The scale of Northern economic success therefore itself proved free society the greater exploiter of human beings. Fitzhugh further argued that capitalist advance would inevitably drive the wage level below that necessary for human subsistence. For Fitzhugh, the only solution to nineteenth-century social problems was the extension of slavery.
In a typically striking passage, he suggested that Northern philanthropists would better help mankind by purchasing slaves rather than freeing them. The natural affection of the household or domestic sphere extended to slavery, he argued, made it benign while the absence of a natural familial tie in the Northern system of free labor made it intolerable.
One interpreter has suggested that Fitzhugh can best be understood as the inheritor of the Tory tradition of Sir Robert Filmer, whose Patriarcha contains arguments against which John Locke composed his Two Treatises of Civil Government In the early s, however, ex-Marxist historian Eugene Genovese responded to the collapse of communism by aggressively championing the insights of Fitzhugh.
Genovese saw in Fitzhugh the best foundation in the American tradition on which to construct a needed antiliberal critique of the alienation and anomie within bourgeois society.
Further Reading Genovese, Eugene. Harvard University Press, Harcourt, Brace, Jovanovich, Propagandist of the Old South.difficulty finding enough laborers to work their plantations.
Toward the end of the s, the planters began to turn to enslaved Africans for labor. Location The Southern Colonies were south of what latitude? 2. On large Southern plantations, slaves toiled in groups of about 20 to But, for example, when Sherman marched through Georgia and South Carolina, the southern white males that remained would flee to the hills with their slaves and other chattel while leaving their women folk at home to deal with the Union Army.
Southern slaves were viewed in economic terms of labor to capital.

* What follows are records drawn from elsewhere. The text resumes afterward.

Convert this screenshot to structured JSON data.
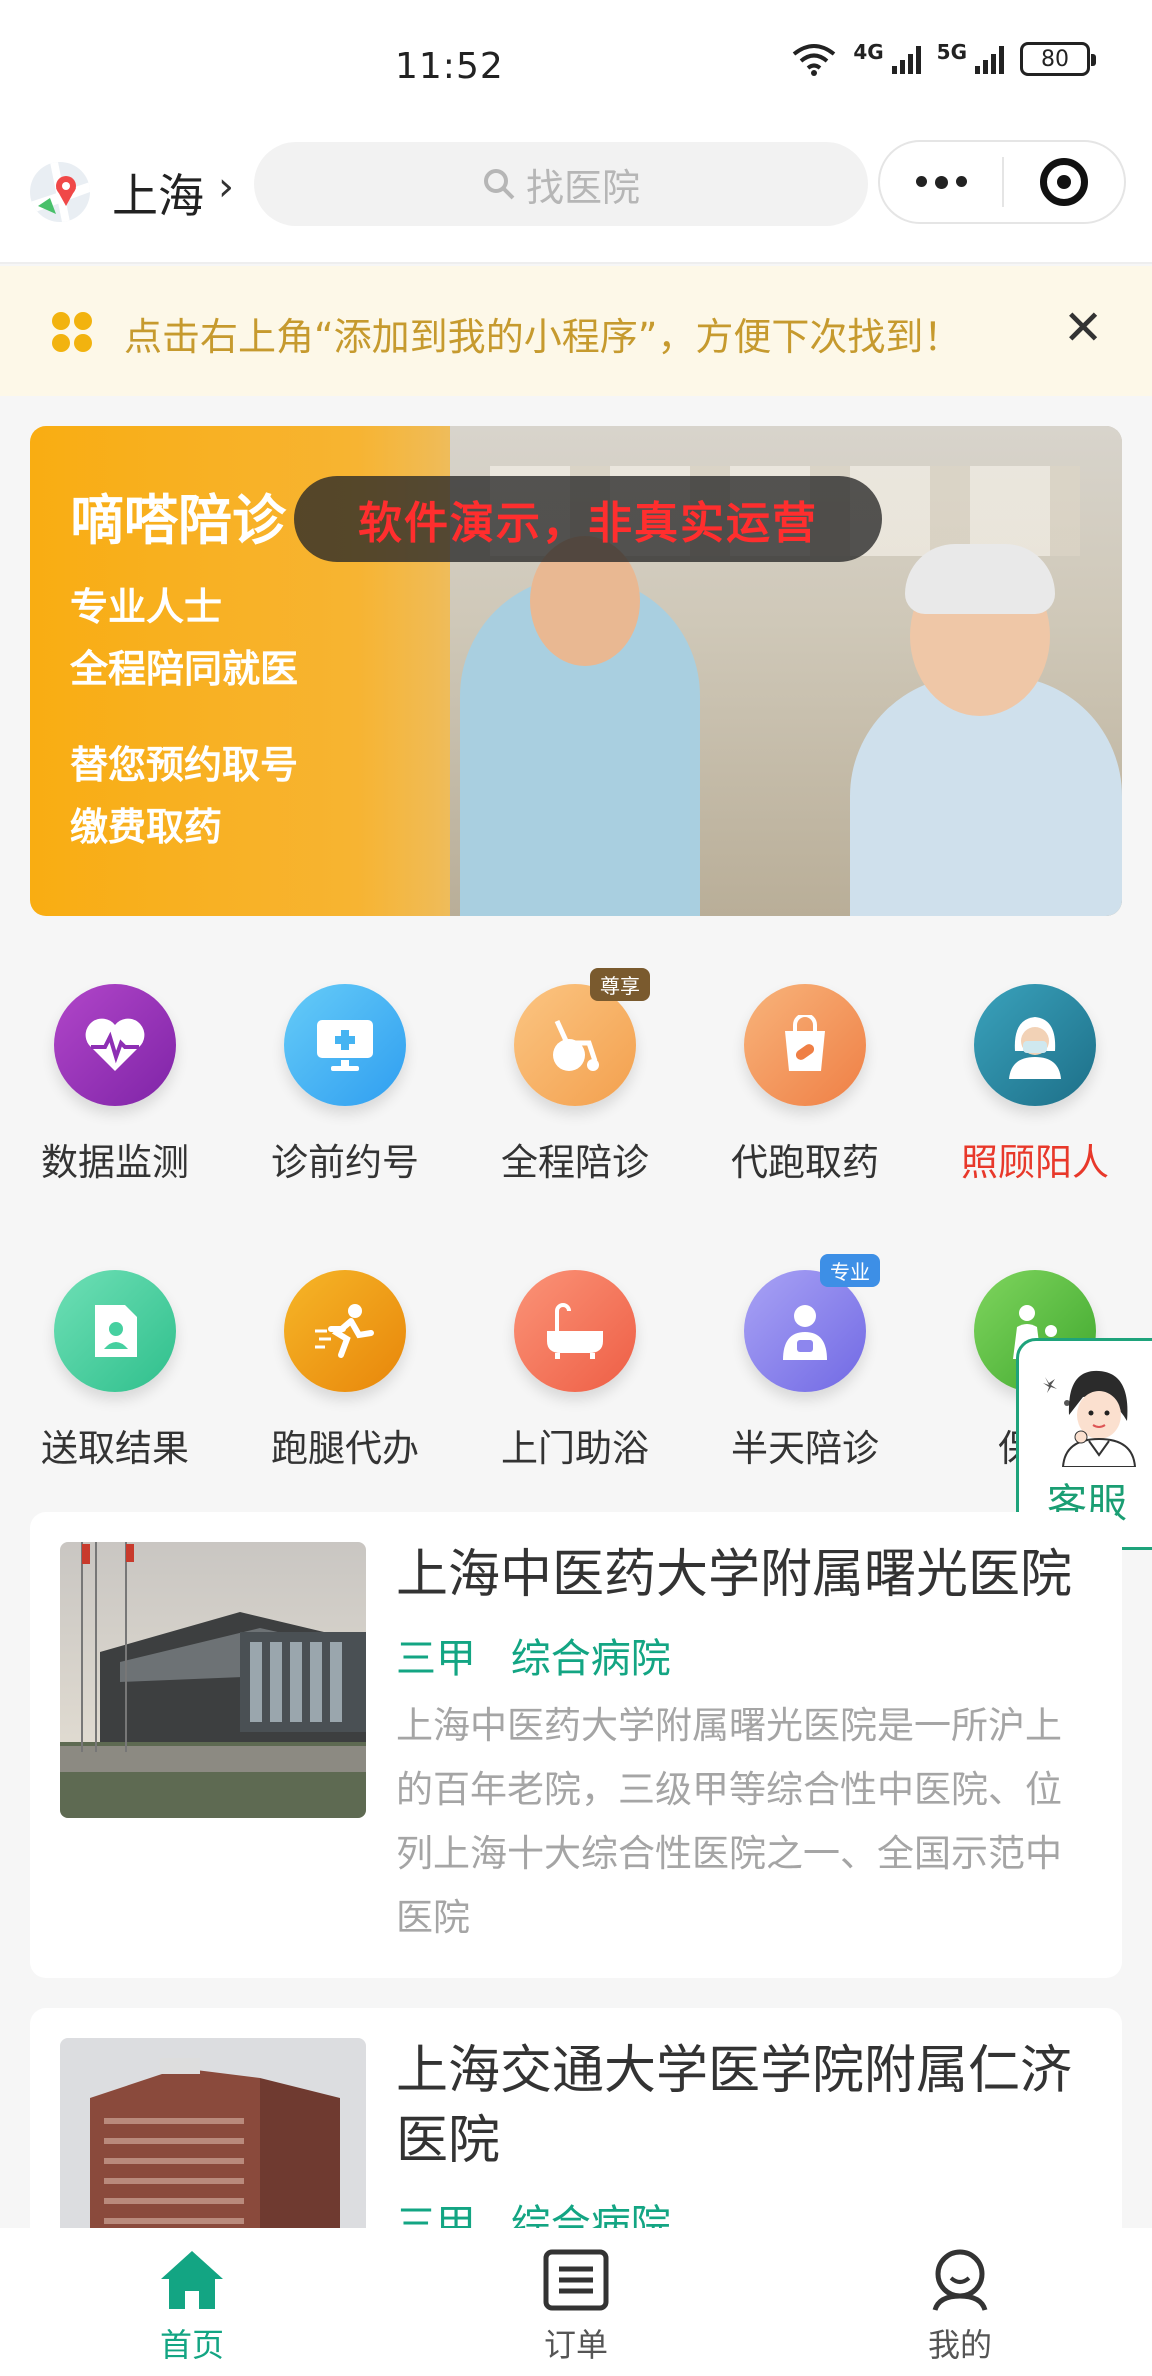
{
  "status_bar": {
    "time": "11:52",
    "network_4g": "4G",
    "network_5g": "5G",
    "battery": "80"
  },
  "nav": {
    "city": "上海",
    "search_placeholder": "找医院"
  },
  "tip": {
    "text": "点击右上角“添加到我的小程序”，方便下次找到！"
  },
  "banner": {
    "title": "嘀嗒陪诊",
    "lines": [
      "专业人士",
      "全程陪同就医",
      "替您预约取号",
      "缴费取药"
    ],
    "stamp": "软件演示，非真实运营"
  },
  "services": [
    {
      "label": "数据监测",
      "icon": "heartbeat-icon",
      "color": "#8e2fb4"
    },
    {
      "label": "诊前约号",
      "icon": "monitor-icon",
      "color": "#45b4f2"
    },
    {
      "label": "全程陪诊",
      "icon": "wheelchair-icon",
      "color": "#f6b067",
      "tag": "尊享"
    },
    {
      "label": "代跑取药",
      "icon": "medicine-bag-icon",
      "color": "#f39a5b"
    },
    {
      "label": "照顾阳人",
      "icon": "nurse-icon",
      "color": "#2b8aa4"
    },
    {
      "label": "送取结果",
      "icon": "report-icon",
      "color": "#46d0a0"
    },
    {
      "label": "跑腿代办",
      "icon": "runner-icon",
      "color": "#f0a20b"
    },
    {
      "label": "上门助浴",
      "icon": "bathtub-icon",
      "color": "#f57c62"
    },
    {
      "label": "半天陪诊",
      "icon": "patient-icon",
      "color": "#8d86ee",
      "tag": "专业"
    },
    {
      "label": "保姆",
      "icon": "caregiver-icon",
      "color": "#5cc242"
    }
  ],
  "customer_service": {
    "label": "客服"
  },
  "hospitals": [
    {
      "name": "上海中医药大学附属曙光医院",
      "level": "三甲",
      "type": "综合病院",
      "description": "上海中医药大学附属曙光医院是一所沪上的百年老院，三级甲等综合性中医院、位列上海十大综合性医院之一、全国示范中医院"
    },
    {
      "name": "上海交通大学医学院附属仁济医院",
      "level": "三甲",
      "type": "综合病院"
    }
  ],
  "tabbar": {
    "home": "首页",
    "orders": "订单",
    "mine": "我的"
  },
  "colors": {
    "brand_green": "#13a583",
    "tip_text": "#c69a2e",
    "stamp_red": "#ff2e2e"
  }
}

While the ownership of slaves was a source of pride in plantation owners, this interdependence created a vicious cycle of rashness that caused slave owners to become irrational.
In the beginning of the 17th century, slavery was more common in the southern colonies than in the northern ones. In addition to African slaves, poor Europeans were brought in substantial numbers as indentured servants, particularly in the British Thirteen Colonies.
Distribution of Slaves in In , in an attempt to raise money for sick and wounded soldiers, the Census Office produced and sold a map that showed the population distribution of slaves in the southern United States.
southern black looked with eagerness to his emancipation. In many cases, the negro slave desired to help fight his former owners, to bring down the institution of slavery.